-No, the COVID-19 pandemic is not going away, and in fact it is getting worse with no real end in sight.
-No, the specter of racism is not abating in our world, and we are distracted from the work of anti-racism that should be our focus.
-No, our global climate destruction is continuing to spiral out of control, as hurricanes batter our South and East Coast, and fire danger haunts us and electrical power is cut off on Thanksgiving Day for thousands!
-No, unity of our country seems to get worse and worse, as we are polarized by political parties, and threats against the very democracy that we cherish is at stake.
It is easy to lose hope and turn to pessimism, and yet we have this choice to turn to a series of “Yeses” that are just as viable as the “Noes:”
-Yes, major vaccines are in final trials, and an antidote to COVID-19 appears to be right around the corner for millions.
-Yes, the anti-racism agenda is not going to go away, and resources and literature to wage against racism continues to plow fertile ground daily.
-Yes, we continue to be resilient in the face of natural disasters, and we pick up the pieces and continue to rebuild.
-Yes, a new Presidential administration is about to take office, and their stated agenda is to unify the nation, directly tackle COVID-19, economic rebuilding, and anti-racism work.
What we must remember is that our Christian faith is built on the very brink of hopelessness and despair. When Jesus was crucified and buried, his movement seemed lost and done. Yet, God turned this despair upside down in the divine act of resurrection. In the midst of death and despair, Easter is born and Jesus’ life is given so that all may have life. In the very fabric of our faith, there is always hope over despair, light over darkness, and life over death!
So, as Christians we can proudly proclaim: “Rejoice in the Lord always, again, I say Rejoice!” This is far from an empty platitude – It stems from deep within our souls, and we must proclaim it to all the world.
As bad as the year 2020 has been, I am so thankful for all that God has given me. I am thankful and rejoice in all of you: To our clergy who have remained faithful and tirelessly adapted when our worships are shut down…To our laity who have worked side by side with our clergy in making church happen in a new way, and continuing to support the church with their service, tithes and offerings…To our churches who have hung on and remained faithful when all the external indicators have looked as though we might have to shut our doors for good.
As Paul reminds us: The Lord is near. Do not worry about anything, but in everything by prayer and supplication with thanksgiving let your requests be made known to God.
I find myself praying everyday this very prayer: In Thanksgiving to all of you who have remained faithful and given your all to the church, and requesting from God the many “Yeses” that I have mentioned above. Truly, the Lord is near to each and every one of us, and we have nothing to fear or despair over.

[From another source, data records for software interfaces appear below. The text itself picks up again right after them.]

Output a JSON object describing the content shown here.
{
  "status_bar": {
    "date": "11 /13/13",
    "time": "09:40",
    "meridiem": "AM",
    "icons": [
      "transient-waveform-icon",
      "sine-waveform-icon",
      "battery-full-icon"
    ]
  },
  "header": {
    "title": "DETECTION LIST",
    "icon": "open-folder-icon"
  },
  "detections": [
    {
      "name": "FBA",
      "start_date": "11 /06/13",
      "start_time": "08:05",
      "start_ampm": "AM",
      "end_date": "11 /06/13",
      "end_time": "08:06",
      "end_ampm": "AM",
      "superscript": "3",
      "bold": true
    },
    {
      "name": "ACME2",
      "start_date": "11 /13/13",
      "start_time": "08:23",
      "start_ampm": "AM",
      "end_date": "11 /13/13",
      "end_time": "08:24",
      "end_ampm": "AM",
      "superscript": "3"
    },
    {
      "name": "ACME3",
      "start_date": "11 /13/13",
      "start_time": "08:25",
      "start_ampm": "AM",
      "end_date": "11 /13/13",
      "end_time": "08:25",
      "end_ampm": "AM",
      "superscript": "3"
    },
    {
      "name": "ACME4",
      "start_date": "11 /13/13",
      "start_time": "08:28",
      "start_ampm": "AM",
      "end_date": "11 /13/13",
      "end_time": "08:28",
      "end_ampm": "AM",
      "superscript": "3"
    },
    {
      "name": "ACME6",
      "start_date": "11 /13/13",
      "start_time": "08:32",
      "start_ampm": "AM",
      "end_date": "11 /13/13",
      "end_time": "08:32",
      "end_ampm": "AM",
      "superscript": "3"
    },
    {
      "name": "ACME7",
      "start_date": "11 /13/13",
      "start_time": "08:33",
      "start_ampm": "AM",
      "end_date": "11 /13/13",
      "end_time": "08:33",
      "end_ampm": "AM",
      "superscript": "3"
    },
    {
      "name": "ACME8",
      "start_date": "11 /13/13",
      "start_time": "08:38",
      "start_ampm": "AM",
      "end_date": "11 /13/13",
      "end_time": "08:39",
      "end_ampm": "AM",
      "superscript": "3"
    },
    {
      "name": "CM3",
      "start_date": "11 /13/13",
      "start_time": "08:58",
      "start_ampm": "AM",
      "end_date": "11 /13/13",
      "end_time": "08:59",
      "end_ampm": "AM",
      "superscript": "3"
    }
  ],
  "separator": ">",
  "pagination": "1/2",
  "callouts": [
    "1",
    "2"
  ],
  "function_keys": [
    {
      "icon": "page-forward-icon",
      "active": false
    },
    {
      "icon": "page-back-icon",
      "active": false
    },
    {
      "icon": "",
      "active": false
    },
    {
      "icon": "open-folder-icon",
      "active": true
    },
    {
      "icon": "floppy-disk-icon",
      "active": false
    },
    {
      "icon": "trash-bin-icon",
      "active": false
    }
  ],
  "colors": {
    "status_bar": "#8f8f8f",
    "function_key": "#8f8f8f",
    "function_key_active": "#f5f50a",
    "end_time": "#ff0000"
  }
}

Just a reminder: we have written to each of our church’s SPRC Committees asking for extra time off for your clergy and staff. They have worked incredibly hard putting together worships and Bible studies from scratch with a completely new format and many of them are exhausted. Please give them extra time off during this coming holiday season. We are providing one full worship service that can be plugged into your online platforms. It will be segmented so you can pick and choose what you wish to incorporate, or play the whole worship in its entirety.
For inspiration this week, I was very moved over the New York Times article that invited readers to send in six words that made them thankful in 2020. Here is a few of them:
My choir still meets on Zoom.
Mom, 87, rocking pretty, pandemic ponytail.
Teenage son still likes to snuggle.
No better excuse to avoid in-laws.
I am thankful for Pastor Bob.
I am bored, but not dead.
Ambulance took him. He came home.
I held my dying husband’s hand.
Our kids, after my wife died.
Rediscovering myself by reading the Bible.
Healthcare workers. Healthcare workers. Healthcare workers.
Pandemic baby after years of trying.
Tried. Failed. Failed worse. Kept going.
Once again, my Black vote matters.
Aunt’s Jell-O salad not gonna happen.
Thankful for sweet potato pie, y’all.
Fell in love at age 75.
There’s really more kindness than hate.
Truly, let’s all be the Hope!
Bishop Grant J. Hagiya
Los Angeles Area Resident Bishop